When following teammate Mark Webber behind the safety car, Sebastian Vettel slowed considerably, backing up Alonso and the rest of the pack, allowing Webber to get a lead, which he needed for his upcoming pitstop. Quite rightly, this is against the rules, as it could be abused and, while Vettel and Red Bull have claimed that there were no team orders involved, it is right that a punishment was given. However, this penalty cost Vettel a likely win, and certainly cost viewers an exciting race.

The main issue I see with this is not with F1 die-hards, but more for casual fans, and particularly those who are fans of a particular driver. For fans of Sebastian Vettel, seeing him penalised on what may seem like a silly technicality would be a bitter pill to swallow, and would potentially raise accusations of favouritism and race-fixing. Seeing a race effectively decided in the stewards’ room, rather than on the track, is damaging for the sport in the long run.

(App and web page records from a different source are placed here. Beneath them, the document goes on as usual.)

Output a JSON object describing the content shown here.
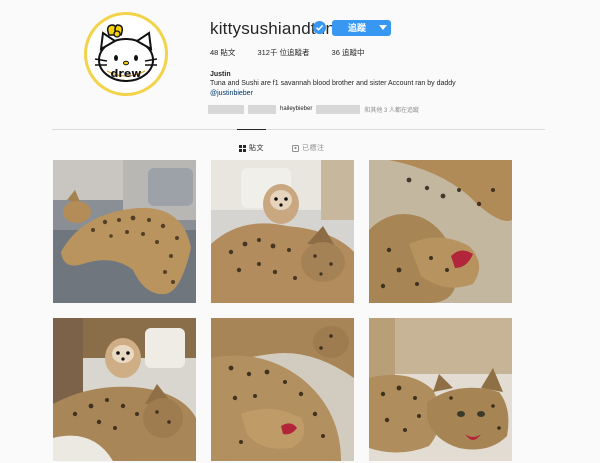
{
  "profile": {
    "username": "kittysushiandtuna",
    "follow_label": "追蹤",
    "posts": "48 貼文",
    "followers": "312千 位追蹤者",
    "following": "36 追蹤中",
    "full_name": "Justin",
    "bio": "Tuna and Sushi are f1 savannah blood brother and sister Account ran by daddy",
    "bio_link": "@justinbieber",
    "followed_by_name": "haileybieber",
    "followed_by_suffix": "和其他 3 人都在追蹤"
  },
  "avatar": {
    "text": "drew"
  },
  "tabs": [
    {
      "label": "貼文",
      "icon": "grid-icon"
    },
    {
      "label": "已標注",
      "icon": "tag-icon"
    }
  ],
  "colors": {
    "accent": "#3897f0",
    "avatar_ring": "#f2d34a",
    "text": "#262626",
    "muted": "#8e8e8e"
  },
  "posts_grid": [
    {
      "name": "post-1",
      "subject": "cat"
    },
    {
      "name": "post-2",
      "subject": "dog-and-cat"
    },
    {
      "name": "post-3",
      "subject": "cats"
    },
    {
      "name": "post-4",
      "subject": "dog-and-cat"
    },
    {
      "name": "post-5",
      "subject": "cats"
    },
    {
      "name": "post-6",
      "subject": "cats"
    }
  ]
}
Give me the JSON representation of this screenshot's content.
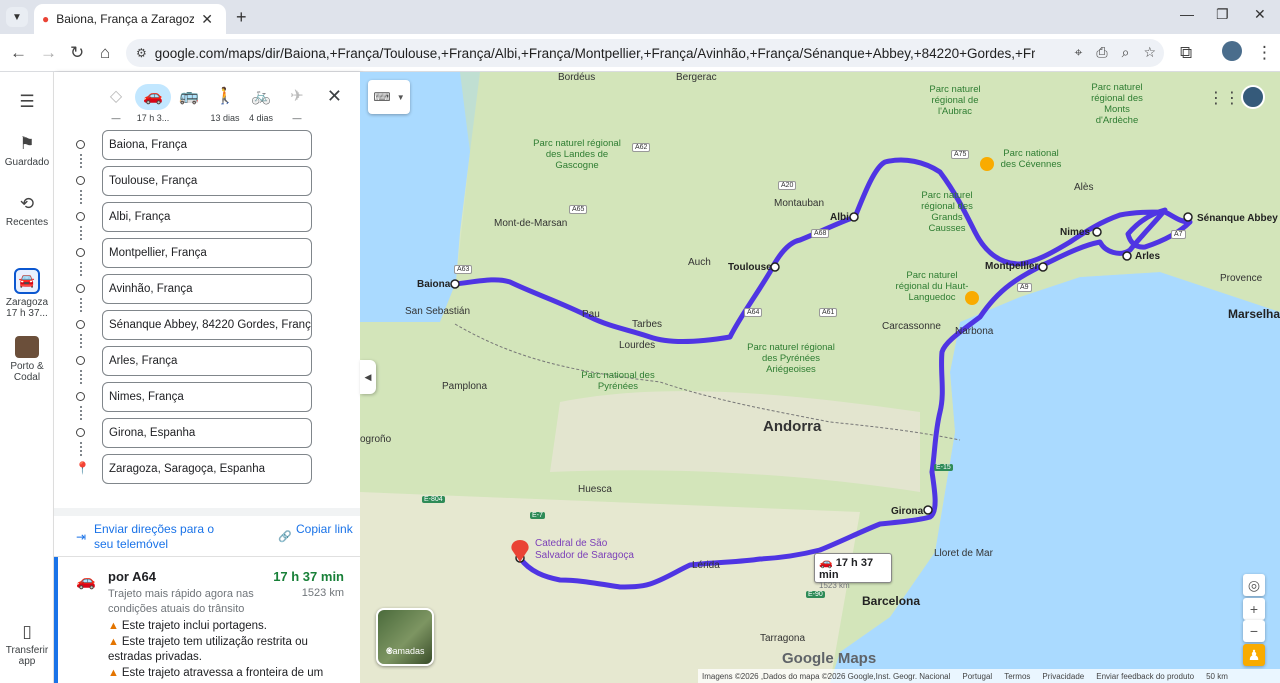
{
  "browser": {
    "tab_title": "Baiona, França a Zaragoza, Saragoça",
    "url": "google.com/maps/dir/Baiona,+França/Toulouse,+França/Albi,+França/Montpellier,+França/Avinhão,+França/Sénanque+Abbey,+84220+Gordes,+França/Arles,+França/Ni..."
  },
  "rail": {
    "saved": "Guardado",
    "recent": "Recentes",
    "trip_label": "Zaragoza",
    "trip_time": "17 h 37...",
    "porto_label": "Porto & Codal",
    "download_label": "Transferir app"
  },
  "modes": [
    {
      "name": "best",
      "label": "—"
    },
    {
      "name": "car",
      "label": "17 h 3..."
    },
    {
      "name": "transit",
      "label": ""
    },
    {
      "name": "walk",
      "label": "13 dias"
    },
    {
      "name": "bike",
      "label": "4 dias"
    },
    {
      "name": "flight",
      "label": "—"
    }
  ],
  "waypoints": [
    "Baiona, França",
    "Toulouse, França",
    "Albi, França",
    "Montpellier, França",
    "Avinhão, França",
    "Sénanque Abbey, 84220 Gordes, França",
    "Arles, França",
    "Nimes, França",
    "Girona, Espanha",
    "Zaragoza, Saragoça, Espanha"
  ],
  "links": {
    "send_to_phone": "Enviar direções para o seu telemóvel",
    "copy_link": "Copiar link"
  },
  "route": {
    "via": "por A64",
    "time": "17 h 37 min",
    "distance": "1523 km",
    "description": "Trajeto mais rápido agora nas condições atuais do trânsito",
    "warnings": [
      "Este trajeto inclui portagens.",
      "Este trajeto tem utilização restrita ou estradas privadas.",
      "Este trajeto atravessa a fronteira de um"
    ]
  },
  "map": {
    "route_box_time": "17 h 37 min",
    "route_box_distance": "1523 km",
    "layers_label": "Camadas",
    "logo": "Google Maps",
    "footer": [
      "Imagens ©2026 ,Dados do mapa ©2026 Google,Inst. Geogr. Nacional",
      "Portugal",
      "Termos",
      "Privacidade",
      "Enviar feedback do produto",
      "50 km"
    ],
    "cities": {
      "baiona": "Baiona",
      "toulouse": "Toulouse",
      "albi": "Albi",
      "montpellier": "Montpellier",
      "nimes": "Nimes",
      "arles": "Arles",
      "senanque": "Sénanque Abbey",
      "girona": "Girona",
      "barcelona": "Barcelona",
      "andorra": "Andorra",
      "marselha": "Marselha",
      "pau": "Pau",
      "bordeus": "Bordéus",
      "montauban": "Montauban",
      "narbona": "Narbona",
      "lerida": "Lérida",
      "huesca": "Huesca",
      "pamplona": "Pamplona",
      "san_sebastian": "San Sebastián",
      "tarragona": "Tarragona",
      "carcassonne": "Carcassonne",
      "tarbes": "Tarbes",
      "lourdes": "Lourdes",
      "auch": "Auch",
      "mont_de_marsan": "Mont-de-Marsan",
      "bergerac": "Bergerac",
      "ales": "Alès",
      "provence": "Provence",
      "lloret": "Lloret de Mar",
      "logrono": "ogroño"
    },
    "parks": {
      "landes": "Parc naturel régional des Landes de Gascogne",
      "pyrenees": "Parc national des Pyrénées",
      "cevennes": "Parc national des Cévennes",
      "grands_causses": "Parc naturel régional des Grands Causses",
      "haut_languedoc": "Parc naturel régional du Haut-Languedoc",
      "pyrenees_ariegeoises": "Parc naturel régional des Pyrénées Ariégeoises",
      "aubrac": "Parc naturel régional de l'Aubrac",
      "ardeche": "Parc naturel régional des Monts d'Ardèche"
    },
    "landmark": "Catedral de São Salvador de Saragoça",
    "roads": [
      "A63",
      "A62",
      "A65",
      "A20",
      "A68",
      "A64",
      "A61",
      "A75",
      "A9",
      "A7",
      "E-15",
      "E-7",
      "E-804",
      "E-90"
    ]
  }
}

Another example of this happened earlier this year at the European Grand Prix, when several drivers were penalised five seconds after the race for speeding under the safety car. Fortunately, this didn’t change the outcome of the race, at least at the front, but potentially could have done, which would have again made a mockery of the previous two hours fans had invested watching the race. And that’s before we even get to the inevitable jokes about racing cars being penalised for being too fast!

Don’t get me wrong – I don’t feel for a moment that these drivers shouldn’t have been penalised. After all, a footballer who has played well but fouls another player is still booked or sent off. The rules have to be enforced otherwise there is no point in having them, and these rules are there for important reasons, as outlined above. However, I do think there is a problem with how things stand at the moment, when F1 could seem to some to be all about the technicalities and the rules and less about the actual racing. So maybe the solution is to try and instil better racing into F1.

Which, of course, is a whole other problem. To which I certainly don’t have the solution.